The clerk said, “Oh, then I guess it was my fault.” The customer replied, “No problem. Just give me the twenty cents and I’ll be on my way.” The clerk said, “I’m not allowed to do that. You’ll have to go to the customer service desk to get your money.” The customer replied, “You must be kidding. You mean I have to walk to the other side of the store and stand in line to get the twenty cents I’m owed as a result of your mistake?” About this time, the young clerk noticed that other customers were glaring at him. He reached in his drawer, handed the woman two dimes and said, “I guess I’ll just deal with it later.”My son said to him, “You’re lucky you did that or my mom will write about you in her newsletter!” I’d be willing to bet that you have had a similar experience. This is the kind of thing that happens when employees are not given the power to do the right thing for their customers. Forget the mission statement and start focusing on empowerment-not just the concept, but letting your employees take charge. They can only do this with sufficient training.Yesterday I observed a customer interaction in the checkout line at a grocery store that drove me crazy.

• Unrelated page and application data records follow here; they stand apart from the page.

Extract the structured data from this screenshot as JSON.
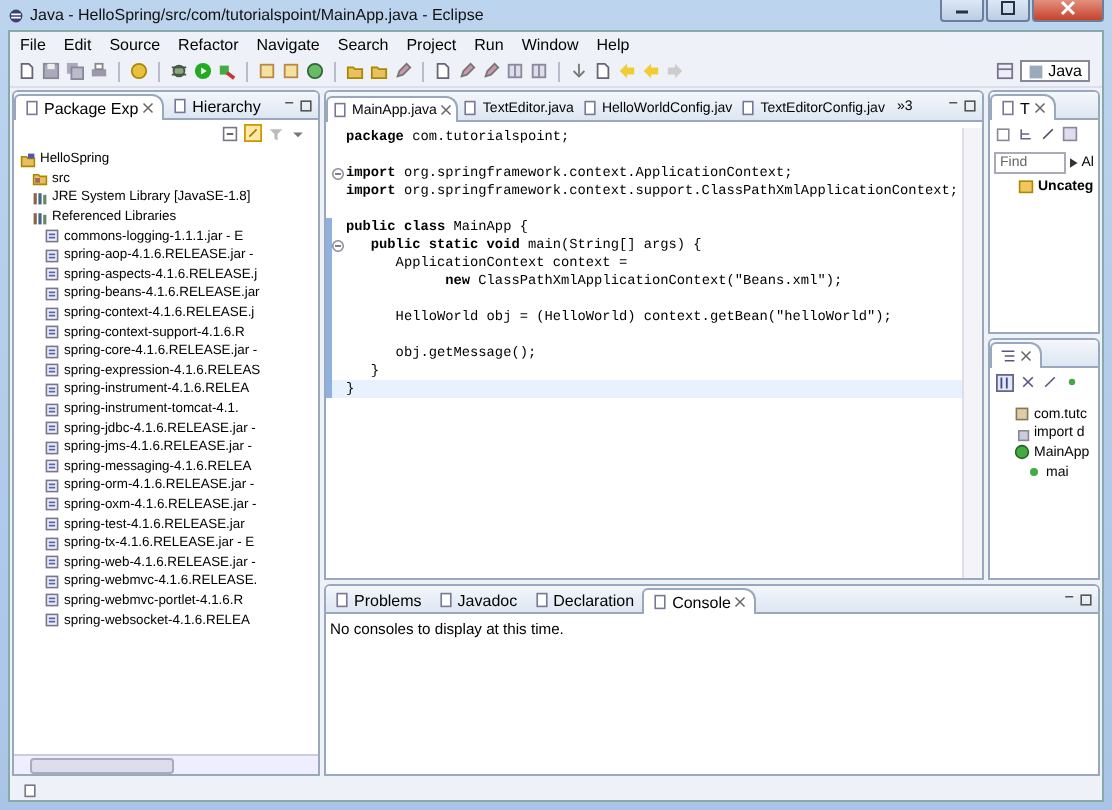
{
  "window": {
    "title": "Java - HelloSpring/src/com/tutorialspoint/MainApp.java - Eclipse"
  },
  "menu": [
    "File",
    "Edit",
    "Source",
    "Refactor",
    "Navigate",
    "Search",
    "Project",
    "Run",
    "Window",
    "Help"
  ],
  "perspective": {
    "label": "Java",
    "selected": true
  },
  "package_explorer": {
    "tabs": [
      {
        "label": "Package Exp",
        "selected": true
      },
      {
        "label": "Hierarchy",
        "selected": false
      }
    ],
    "tree": [
      {
        "label": "HelloSpring",
        "kind": "project",
        "children": [
          {
            "label": "src",
            "kind": "folder"
          },
          {
            "label": "JRE System Library [JavaSE-1.8]",
            "kind": "library"
          },
          {
            "label": "Referenced Libraries",
            "kind": "library",
            "children": [
              {
                "label": "commons-logging-1.1.1.jar - E",
                "kind": "jar"
              },
              {
                "label": "spring-aop-4.1.6.RELEASE.jar -",
                "kind": "jar"
              },
              {
                "label": "spring-aspects-4.1.6.RELEASE.j",
                "kind": "jar"
              },
              {
                "label": "spring-beans-4.1.6.RELEASE.jar",
                "kind": "jar"
              },
              {
                "label": "spring-context-4.1.6.RELEASE.j",
                "kind": "jar"
              },
              {
                "label": "spring-context-support-4.1.6.R",
                "kind": "jar"
              },
              {
                "label": "spring-core-4.1.6.RELEASE.jar -",
                "kind": "jar"
              },
              {
                "label": "spring-expression-4.1.6.RELEAS",
                "kind": "jar"
              },
              {
                "label": "spring-instrument-4.1.6.RELEA",
                "kind": "jar"
              },
              {
                "label": "spring-instrument-tomcat-4.1.",
                "kind": "jar"
              },
              {
                "label": "spring-jdbc-4.1.6.RELEASE.jar -",
                "kind": "jar"
              },
              {
                "label": "spring-jms-4.1.6.RELEASE.jar -",
                "kind": "jar"
              },
              {
                "label": "spring-messaging-4.1.6.RELEA",
                "kind": "jar"
              },
              {
                "label": "spring-orm-4.1.6.RELEASE.jar -",
                "kind": "jar"
              },
              {
                "label": "spring-oxm-4.1.6.RELEASE.jar -",
                "kind": "jar"
              },
              {
                "label": "spring-test-4.1.6.RELEASE.jar",
                "kind": "jar"
              },
              {
                "label": "spring-tx-4.1.6.RELEASE.jar - E",
                "kind": "jar"
              },
              {
                "label": "spring-web-4.1.6.RELEASE.jar -",
                "kind": "jar"
              },
              {
                "label": "spring-webmvc-4.1.6.RELEASE.",
                "kind": "jar"
              },
              {
                "label": "spring-webmvc-portlet-4.1.6.R",
                "kind": "jar"
              },
              {
                "label": "spring-websocket-4.1.6.RELEA",
                "kind": "jar"
              }
            ]
          }
        ]
      }
    ]
  },
  "editor": {
    "tabs": [
      {
        "label": "MainApp.java",
        "selected": true
      },
      {
        "label": "TextEditor.java",
        "selected": false
      },
      {
        "label": "HelloWorldConfig.jav",
        "selected": false
      },
      {
        "label": "TextEditorConfig.jav",
        "selected": false
      }
    ],
    "overflow": "»3",
    "blocks": [
      {
        "range_marked": false,
        "lines": [
          {
            "text": "**package** com.tutorialspoint;",
            "foldable": false,
            "current": false
          }
        ]
      },
      {
        "range_marked": false,
        "lines": [
          {
            "text": "**import** org.springframework.context.ApplicationContext;",
            "foldable": true,
            "current": false
          },
          {
            "text": "**import** org.springframework.context.support.ClassPathXmlApplicationContext;",
            "foldable": false,
            "current": false
          }
        ]
      },
      {
        "range_marked": true,
        "lines": [
          {
            "text": "**public class** MainApp {",
            "foldable": false,
            "current": false
          },
          {
            "text": "   **public static void** main(String[] args) {",
            "foldable": true,
            "current": false
          },
          {
            "text": "      ApplicationContext context =",
            "foldable": false,
            "current": false
          },
          {
            "text": "            **new** ClassPathXmlApplicationContext(\"Beans.xml\");",
            "foldable": false,
            "current": false
          }
        ]
      },
      {
        "range_marked": true,
        "lines": [
          {
            "text": "      HelloWorld obj = (HelloWorld) context.getBean(\"helloWorld\");",
            "foldable": false,
            "current": false
          }
        ]
      },
      {
        "range_marked": true,
        "lines": [
          {
            "text": "      obj.getMessage();",
            "foldable": false,
            "current": false
          },
          {
            "text": "   }",
            "foldable": false,
            "current": false
          },
          {
            "text": "}",
            "foldable": false,
            "current": true
          }
        ]
      }
    ]
  },
  "task_list": {
    "tab_label": "T",
    "find_placeholder": "Find",
    "filter": "Al",
    "items": [
      {
        "label": "Uncateg"
      }
    ]
  },
  "outline": {
    "tree": [
      {
        "label": "com.tutc",
        "kind": "package"
      },
      {
        "label": "import d",
        "kind": "imports"
      },
      {
        "label": "MainApp",
        "kind": "class",
        "children": [
          {
            "label": "mai",
            "kind": "method"
          }
        ]
      }
    ]
  },
  "bottom_panel": {
    "tabs": [
      {
        "label": "Problems",
        "selected": false
      },
      {
        "label": "Javadoc",
        "selected": false
      },
      {
        "label": "Declaration",
        "selected": false
      },
      {
        "label": "Console",
        "selected": true
      }
    ],
    "message": "No consoles to display at this time."
  }
}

The clerk told an elderly woman she had written her check for twenty cents more than the amount due. The woman informed him that it was the amount on the receipt.